Ramasar declined to name the other NBA player representation firm, but said it was a smaller, independent firm. Ramasar noted that although talks were far along, there was still a chance the merger would not be consummated.
Ramasar, 34, restarted his company, Los Angeles-based Life Sports Management, after leaving Duffy’s BDA Sports in September. Life Sports Management was a firm that Ramasar had owned before joining BDA Sports in 2008, where he represented former NBA All-Star point guard Baron Davis.
Life Sports Management has 10 basketball clients playing in the U.S. and overseas. They include Clippers center Ryan Hollins, Charlotte Bobcats small forward Jeff Taylor and Marcus Denmon, who was drafted in the second round in 2012 and is playing for Turkish Basketball League team Tofa. Taylor is co-represented by BDA Sports and Life Sports Management.
In the last decade there have been several instances of lawsuits, grievances or other disputes when a young agent left a larger agency, taking clients with him. But this is not the case with Ramasar’s departure from BDA Sports.
The parting was amicable, and, in fact, Duffy and Ramasar remain friends, according to both of them.
“Todd is an excellent human being, a great father and someone I have great respect for,” Duffy said. “His time at BDA was mutually beneficial and I am in full support of his desire to re-establish his independent agency roots. Every client he represents will be well-served and well-taken care of. I wish him nothing but the best.”

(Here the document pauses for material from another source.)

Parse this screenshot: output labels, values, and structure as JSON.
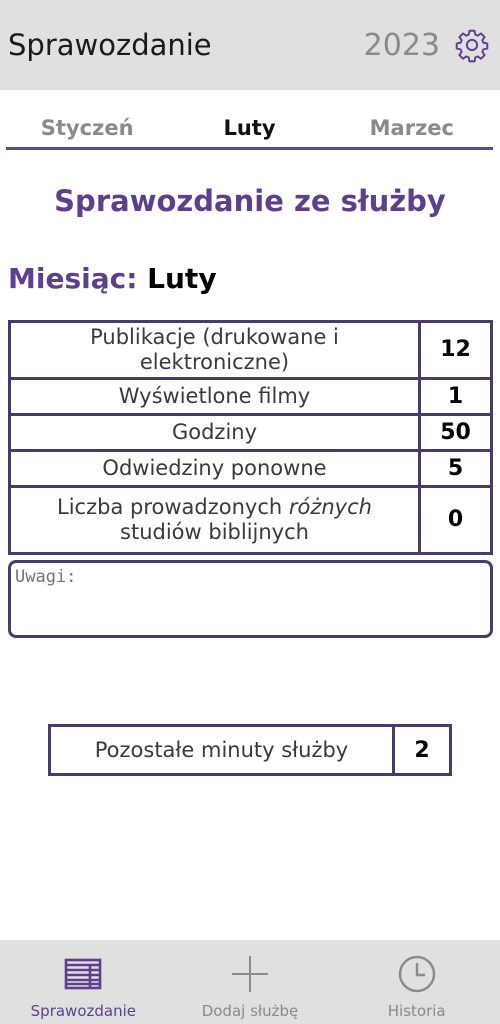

Ramasar said of the parting, “There was nothing negative. I just felt it was time, in my career, to go on my own.”
Ramasar played basketball at UCLA before joining Tellem’s former agency, Tellem & Associates, in 1999 as an intern. (Tellem is now vice chairman of Wasserman Media Group). Over time, Ramasar said, he hopes to expand his firm to other sports and is eyeing football and baseball representation.
> BREAKIN’ IT DOWN: Ellen Zavian, a sports lawyer and former NFL agent who has helped organize women soccer players, softball players and action sports athletes into unions or trade associations, has formed the United Breakin’ Association, a nonprofit trade organization to represent competitive break dancers in the U.S. and globally.
Goals for the organization include creating break dancer teacher certification, providing UBA logo licensing opportunities and providing a platform for sponsors to support the break dancing competitions and the break dancing community.
Zavian is interim executive director for UBA, based in Washington, D.C.
UBA is organizing competitive breakers, both male and female, who participate in competitions worldwide, she said. The Screen Actors Guild-American Federation of Television and Radio Artists represents break dancers involved in entertainment projects, but this is the first organization to represent those involved in competitions, she said.
Zavian said it is estimated that there are about 500,000 breakers globally and about 50,000 to 60,000 in the U.S.
> NFL AGENT SWITCHES: Athletes First, owned by agent David Dunn, has signed Chargers rookie wide receiver Keenan Allen as a client. Allen, who was drafted in the third round this year, was leading all rookie wide receivers as of last week in receptions, yards and first downs, according to NFL.com. He was formerly co-represented by Atlas Sports Agency and Blueprint Sports Management. Additionally, Indianapolis Colts punter Pat McAfee has left Athletes First but had not officially signed with another agent as of last week. … Relativity Sports has signed New York Giants defensive end Jason Pierre-Paul and Miami Dolphins defensive tackle Jared Odrick. Both are represented by Eugene Parker, who heads Relativity Sports’ football division. Both players were formerly represented by Rosenhaus Sports.